Even more chillingly, she reports how Palestinian Christian businessmen were murdered because they refused to pay the protection money demanded by what she described as the ‘Palestinian mafia’.
Though disturbing, the testimony of people like this young woman and journalist Khaled Abu Toameh is refreshing because it breaks a conspiracy of silence which has gone on for years. Many Palestinian Christians have claimed that their relations with their Muslim neighbours are nothing but cordial; that they are Palestinians first and foremost, united against their common (Jewish) foe. Yet the steady exodus of Palestinians from territories that are under the day-to-day control of other Palestinians suggests that something else is going on.
Why Christian Palestinian leaders are unwilling to admit in public what they certainly acknowledge in private is unclear: fear of reprisals from their government, neighbours and even family must have some bearing on the situation. Nevertheless, this is a disaster for Christianity in the Palestinian Territories. As Abu Toameh comments: "By not talking openly about the problem, the Christian leaders are encouraging the perpetrators to continue their harassment and assaults against Christian families."

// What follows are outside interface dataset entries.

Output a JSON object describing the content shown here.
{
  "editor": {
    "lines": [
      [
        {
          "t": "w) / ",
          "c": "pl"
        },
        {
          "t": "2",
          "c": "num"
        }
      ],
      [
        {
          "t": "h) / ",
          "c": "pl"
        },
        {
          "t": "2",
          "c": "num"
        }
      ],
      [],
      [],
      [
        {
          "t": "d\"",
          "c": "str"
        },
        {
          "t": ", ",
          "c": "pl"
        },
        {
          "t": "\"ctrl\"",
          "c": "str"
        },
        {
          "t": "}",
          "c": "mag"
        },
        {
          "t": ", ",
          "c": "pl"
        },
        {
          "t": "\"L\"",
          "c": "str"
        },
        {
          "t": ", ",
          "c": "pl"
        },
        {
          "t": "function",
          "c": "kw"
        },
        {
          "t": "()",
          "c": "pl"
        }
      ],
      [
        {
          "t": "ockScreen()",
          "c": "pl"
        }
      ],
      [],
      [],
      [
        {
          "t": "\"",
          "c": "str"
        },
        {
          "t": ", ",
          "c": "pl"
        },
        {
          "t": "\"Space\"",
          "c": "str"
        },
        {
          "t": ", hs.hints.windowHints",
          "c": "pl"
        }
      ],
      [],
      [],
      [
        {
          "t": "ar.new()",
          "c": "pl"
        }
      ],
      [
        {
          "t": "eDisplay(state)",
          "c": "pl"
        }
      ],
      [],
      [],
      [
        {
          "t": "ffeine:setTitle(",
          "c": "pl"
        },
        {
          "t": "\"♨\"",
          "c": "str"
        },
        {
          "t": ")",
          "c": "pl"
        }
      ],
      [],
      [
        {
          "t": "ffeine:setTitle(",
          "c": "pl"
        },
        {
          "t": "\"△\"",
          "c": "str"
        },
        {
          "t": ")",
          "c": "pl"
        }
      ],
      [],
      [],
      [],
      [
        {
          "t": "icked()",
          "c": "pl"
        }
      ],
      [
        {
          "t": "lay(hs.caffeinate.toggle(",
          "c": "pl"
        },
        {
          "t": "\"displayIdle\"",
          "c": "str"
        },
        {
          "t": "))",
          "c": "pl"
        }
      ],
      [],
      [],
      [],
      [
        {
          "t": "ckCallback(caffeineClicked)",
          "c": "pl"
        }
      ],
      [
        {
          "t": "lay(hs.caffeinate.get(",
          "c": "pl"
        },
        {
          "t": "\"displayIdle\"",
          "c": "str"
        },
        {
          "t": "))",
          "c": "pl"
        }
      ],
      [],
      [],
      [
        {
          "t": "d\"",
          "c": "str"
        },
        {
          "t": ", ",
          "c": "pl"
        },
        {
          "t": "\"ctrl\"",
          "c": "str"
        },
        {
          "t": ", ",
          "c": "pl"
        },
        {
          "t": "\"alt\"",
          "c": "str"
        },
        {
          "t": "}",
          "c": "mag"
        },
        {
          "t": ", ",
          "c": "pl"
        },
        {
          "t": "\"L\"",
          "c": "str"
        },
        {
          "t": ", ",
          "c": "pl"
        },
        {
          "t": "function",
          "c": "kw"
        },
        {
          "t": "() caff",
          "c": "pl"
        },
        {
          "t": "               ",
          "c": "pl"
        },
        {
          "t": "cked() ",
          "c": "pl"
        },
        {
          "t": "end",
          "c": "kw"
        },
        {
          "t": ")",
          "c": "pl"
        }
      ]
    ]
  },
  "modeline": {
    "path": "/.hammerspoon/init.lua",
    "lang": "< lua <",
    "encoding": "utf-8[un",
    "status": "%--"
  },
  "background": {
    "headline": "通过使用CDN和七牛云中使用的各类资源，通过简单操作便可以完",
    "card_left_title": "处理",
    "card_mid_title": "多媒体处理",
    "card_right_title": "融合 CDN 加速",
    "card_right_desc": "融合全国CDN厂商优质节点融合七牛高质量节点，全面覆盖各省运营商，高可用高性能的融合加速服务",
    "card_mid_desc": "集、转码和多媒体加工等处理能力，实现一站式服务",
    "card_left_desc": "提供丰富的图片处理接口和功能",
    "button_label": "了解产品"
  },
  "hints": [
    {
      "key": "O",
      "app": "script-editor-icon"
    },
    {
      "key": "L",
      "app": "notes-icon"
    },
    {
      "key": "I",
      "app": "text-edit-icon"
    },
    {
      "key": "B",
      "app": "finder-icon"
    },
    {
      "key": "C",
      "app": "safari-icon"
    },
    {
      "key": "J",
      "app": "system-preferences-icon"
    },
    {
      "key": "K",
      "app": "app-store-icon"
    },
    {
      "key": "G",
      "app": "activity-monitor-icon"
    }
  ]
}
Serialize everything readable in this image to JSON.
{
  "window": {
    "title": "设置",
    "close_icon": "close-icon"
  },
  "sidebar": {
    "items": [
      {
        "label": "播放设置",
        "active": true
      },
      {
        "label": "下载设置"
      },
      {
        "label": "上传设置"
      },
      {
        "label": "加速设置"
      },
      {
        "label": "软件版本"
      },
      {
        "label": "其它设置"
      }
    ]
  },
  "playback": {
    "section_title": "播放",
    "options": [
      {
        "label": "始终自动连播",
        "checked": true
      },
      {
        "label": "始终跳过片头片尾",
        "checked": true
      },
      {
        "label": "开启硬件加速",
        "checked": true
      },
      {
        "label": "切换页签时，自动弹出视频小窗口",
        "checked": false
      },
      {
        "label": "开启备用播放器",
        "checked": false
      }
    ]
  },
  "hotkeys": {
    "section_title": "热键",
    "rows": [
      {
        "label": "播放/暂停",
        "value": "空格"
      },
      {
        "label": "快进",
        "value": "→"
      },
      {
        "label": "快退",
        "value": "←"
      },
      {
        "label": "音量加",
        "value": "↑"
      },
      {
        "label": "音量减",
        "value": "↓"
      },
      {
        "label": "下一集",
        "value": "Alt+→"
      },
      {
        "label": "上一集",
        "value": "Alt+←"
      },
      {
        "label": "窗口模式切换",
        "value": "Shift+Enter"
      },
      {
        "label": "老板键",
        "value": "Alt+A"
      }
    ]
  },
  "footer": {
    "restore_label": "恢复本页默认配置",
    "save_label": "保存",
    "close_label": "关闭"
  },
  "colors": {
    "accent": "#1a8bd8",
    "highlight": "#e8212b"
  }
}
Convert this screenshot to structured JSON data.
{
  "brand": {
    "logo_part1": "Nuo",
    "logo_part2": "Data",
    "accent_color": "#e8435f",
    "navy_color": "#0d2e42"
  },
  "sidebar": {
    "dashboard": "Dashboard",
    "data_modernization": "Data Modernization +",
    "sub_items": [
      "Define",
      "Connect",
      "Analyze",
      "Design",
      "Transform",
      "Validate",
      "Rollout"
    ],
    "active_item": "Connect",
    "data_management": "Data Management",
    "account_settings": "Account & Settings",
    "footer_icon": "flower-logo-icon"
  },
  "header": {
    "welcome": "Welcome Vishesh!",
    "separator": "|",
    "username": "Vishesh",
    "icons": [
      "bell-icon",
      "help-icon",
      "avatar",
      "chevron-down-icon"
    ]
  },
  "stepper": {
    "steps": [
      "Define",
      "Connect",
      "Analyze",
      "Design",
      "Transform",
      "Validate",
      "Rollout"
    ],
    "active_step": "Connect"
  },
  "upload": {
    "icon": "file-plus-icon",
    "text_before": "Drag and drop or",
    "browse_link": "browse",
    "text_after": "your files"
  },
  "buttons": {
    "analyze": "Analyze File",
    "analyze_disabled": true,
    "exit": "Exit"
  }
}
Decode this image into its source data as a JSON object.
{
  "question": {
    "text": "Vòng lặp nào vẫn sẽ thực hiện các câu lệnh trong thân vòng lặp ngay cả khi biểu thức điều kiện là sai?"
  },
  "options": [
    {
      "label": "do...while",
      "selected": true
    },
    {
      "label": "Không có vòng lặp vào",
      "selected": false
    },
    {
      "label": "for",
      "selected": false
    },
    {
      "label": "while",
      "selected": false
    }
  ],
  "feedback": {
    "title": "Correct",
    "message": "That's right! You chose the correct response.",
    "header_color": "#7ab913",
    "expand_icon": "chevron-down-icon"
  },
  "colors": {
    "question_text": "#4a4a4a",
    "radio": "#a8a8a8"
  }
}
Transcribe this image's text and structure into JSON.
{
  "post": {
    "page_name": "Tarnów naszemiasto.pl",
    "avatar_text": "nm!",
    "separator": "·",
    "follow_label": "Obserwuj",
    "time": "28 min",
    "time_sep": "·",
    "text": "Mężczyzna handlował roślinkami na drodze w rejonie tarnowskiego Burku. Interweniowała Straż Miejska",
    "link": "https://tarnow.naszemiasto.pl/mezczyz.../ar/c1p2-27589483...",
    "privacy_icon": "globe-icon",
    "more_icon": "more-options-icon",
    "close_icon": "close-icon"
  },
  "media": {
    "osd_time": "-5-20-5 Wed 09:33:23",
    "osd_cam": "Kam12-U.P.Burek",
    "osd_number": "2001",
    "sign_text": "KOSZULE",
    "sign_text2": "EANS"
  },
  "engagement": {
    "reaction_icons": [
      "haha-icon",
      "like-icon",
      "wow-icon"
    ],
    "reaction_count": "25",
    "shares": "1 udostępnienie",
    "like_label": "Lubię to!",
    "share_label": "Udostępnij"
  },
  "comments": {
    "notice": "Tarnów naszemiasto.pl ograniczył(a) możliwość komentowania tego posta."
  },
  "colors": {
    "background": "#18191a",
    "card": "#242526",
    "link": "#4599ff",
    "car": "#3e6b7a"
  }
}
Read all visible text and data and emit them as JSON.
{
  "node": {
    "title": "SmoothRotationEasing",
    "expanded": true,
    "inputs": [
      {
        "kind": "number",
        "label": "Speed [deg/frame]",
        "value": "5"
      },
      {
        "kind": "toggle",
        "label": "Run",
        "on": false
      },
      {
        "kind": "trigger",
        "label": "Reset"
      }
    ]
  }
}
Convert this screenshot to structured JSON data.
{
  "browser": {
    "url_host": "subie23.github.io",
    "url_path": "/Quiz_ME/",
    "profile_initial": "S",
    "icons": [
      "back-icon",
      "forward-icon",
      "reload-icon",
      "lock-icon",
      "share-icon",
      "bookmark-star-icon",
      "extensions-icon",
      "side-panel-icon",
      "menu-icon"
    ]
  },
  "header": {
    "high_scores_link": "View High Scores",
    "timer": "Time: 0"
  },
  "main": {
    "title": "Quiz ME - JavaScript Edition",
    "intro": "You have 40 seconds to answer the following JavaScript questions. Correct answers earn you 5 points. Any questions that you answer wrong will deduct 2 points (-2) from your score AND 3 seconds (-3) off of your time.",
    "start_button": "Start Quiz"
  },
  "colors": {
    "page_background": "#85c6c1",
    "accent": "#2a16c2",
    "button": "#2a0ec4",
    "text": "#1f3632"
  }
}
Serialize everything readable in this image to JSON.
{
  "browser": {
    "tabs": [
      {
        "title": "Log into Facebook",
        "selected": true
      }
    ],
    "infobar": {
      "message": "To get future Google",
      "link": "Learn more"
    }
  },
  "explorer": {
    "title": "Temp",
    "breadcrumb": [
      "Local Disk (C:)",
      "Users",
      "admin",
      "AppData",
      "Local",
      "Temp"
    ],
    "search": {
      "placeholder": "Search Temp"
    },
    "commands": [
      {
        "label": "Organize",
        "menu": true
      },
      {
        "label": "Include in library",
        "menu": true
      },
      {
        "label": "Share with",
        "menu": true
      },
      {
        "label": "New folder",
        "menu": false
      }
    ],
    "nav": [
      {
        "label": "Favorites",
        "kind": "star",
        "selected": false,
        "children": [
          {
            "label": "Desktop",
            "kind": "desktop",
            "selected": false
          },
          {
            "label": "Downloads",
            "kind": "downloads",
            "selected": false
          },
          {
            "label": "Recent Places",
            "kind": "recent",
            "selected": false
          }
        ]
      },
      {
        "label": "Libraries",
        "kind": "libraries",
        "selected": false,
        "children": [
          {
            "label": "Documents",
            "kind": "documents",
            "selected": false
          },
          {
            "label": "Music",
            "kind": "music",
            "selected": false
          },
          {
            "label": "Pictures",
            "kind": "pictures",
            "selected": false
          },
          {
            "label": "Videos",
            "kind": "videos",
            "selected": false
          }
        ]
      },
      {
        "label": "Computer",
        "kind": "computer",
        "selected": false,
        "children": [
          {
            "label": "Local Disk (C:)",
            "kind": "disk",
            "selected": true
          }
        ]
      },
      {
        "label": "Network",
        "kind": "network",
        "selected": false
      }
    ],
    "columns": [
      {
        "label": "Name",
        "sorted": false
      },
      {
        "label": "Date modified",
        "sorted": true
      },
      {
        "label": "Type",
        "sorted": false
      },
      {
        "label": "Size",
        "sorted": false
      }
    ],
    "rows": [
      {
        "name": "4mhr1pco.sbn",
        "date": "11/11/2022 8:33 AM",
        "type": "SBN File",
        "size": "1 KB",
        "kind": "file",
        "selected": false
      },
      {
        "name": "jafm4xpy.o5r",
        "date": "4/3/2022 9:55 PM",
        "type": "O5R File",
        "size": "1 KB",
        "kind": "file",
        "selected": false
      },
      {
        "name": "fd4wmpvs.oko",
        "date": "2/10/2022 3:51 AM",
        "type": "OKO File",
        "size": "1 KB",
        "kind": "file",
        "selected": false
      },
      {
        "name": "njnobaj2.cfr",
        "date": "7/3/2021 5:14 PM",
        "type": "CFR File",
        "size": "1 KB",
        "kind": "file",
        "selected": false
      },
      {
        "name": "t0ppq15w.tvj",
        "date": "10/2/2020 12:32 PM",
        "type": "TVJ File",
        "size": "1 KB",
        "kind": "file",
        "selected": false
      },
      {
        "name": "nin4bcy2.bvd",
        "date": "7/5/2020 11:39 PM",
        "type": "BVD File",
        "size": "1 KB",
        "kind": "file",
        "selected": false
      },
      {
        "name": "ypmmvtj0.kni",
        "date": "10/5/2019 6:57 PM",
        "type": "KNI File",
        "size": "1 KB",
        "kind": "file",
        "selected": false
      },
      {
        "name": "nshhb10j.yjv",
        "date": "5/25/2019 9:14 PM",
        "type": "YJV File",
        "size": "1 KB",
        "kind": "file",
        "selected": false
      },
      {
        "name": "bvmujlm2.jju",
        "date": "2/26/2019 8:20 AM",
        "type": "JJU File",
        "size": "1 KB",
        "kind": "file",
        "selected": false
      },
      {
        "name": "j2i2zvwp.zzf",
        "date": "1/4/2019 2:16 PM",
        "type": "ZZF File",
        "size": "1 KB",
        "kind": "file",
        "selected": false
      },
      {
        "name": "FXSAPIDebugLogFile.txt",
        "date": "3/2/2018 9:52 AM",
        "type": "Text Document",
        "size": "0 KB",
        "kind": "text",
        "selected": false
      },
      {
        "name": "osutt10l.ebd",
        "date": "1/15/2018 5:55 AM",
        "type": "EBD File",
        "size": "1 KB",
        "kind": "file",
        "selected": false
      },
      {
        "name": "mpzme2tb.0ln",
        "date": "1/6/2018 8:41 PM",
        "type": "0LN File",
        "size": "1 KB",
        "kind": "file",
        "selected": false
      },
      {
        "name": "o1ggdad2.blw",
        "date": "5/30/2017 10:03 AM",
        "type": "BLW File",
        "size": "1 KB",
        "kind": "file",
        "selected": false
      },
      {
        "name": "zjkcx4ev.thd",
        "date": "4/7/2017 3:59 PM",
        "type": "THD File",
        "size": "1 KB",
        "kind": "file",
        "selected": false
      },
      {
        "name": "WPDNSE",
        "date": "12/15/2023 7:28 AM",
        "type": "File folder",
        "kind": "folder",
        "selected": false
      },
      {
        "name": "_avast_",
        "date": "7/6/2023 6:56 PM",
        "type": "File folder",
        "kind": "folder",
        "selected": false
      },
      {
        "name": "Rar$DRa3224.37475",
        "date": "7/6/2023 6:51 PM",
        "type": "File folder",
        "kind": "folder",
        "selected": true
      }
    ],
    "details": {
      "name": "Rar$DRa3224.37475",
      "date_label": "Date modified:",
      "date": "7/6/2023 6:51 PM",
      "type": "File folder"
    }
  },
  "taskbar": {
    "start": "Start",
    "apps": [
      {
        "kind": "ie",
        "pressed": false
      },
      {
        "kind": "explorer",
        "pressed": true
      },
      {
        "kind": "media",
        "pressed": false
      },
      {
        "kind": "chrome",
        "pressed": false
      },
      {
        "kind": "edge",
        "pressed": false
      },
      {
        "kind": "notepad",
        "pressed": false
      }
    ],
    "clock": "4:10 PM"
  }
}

Nevertheless, Hamas’s action cannot be misunderstood by anyone. Respect for the views and culture of minorities such as Gaza’s Christians has no place in their thinking. Perhaps this is why it was reported by West Bank Christians and by Abu Toameh that 'Out of the 600 Christians from the Gaza Strip who arrived in the West Bank in the past two weeks to celebrate Christmas, dozens have asked to move to Israel because they no longer feel comfortable living under the Palestinian Authority and Hamas.’
It is time for the churches in the West to stop fooling themselves and their congregations into believing that the horrifying reduction in numbers of Christians in the Middle East is somehow the fault of the Jewish State. The future for Christianity in the land of its birth is grim indeed as long as Western Christians avoid holding Palestinian leaders responsible for what happens to Palestinian Christians on their watch.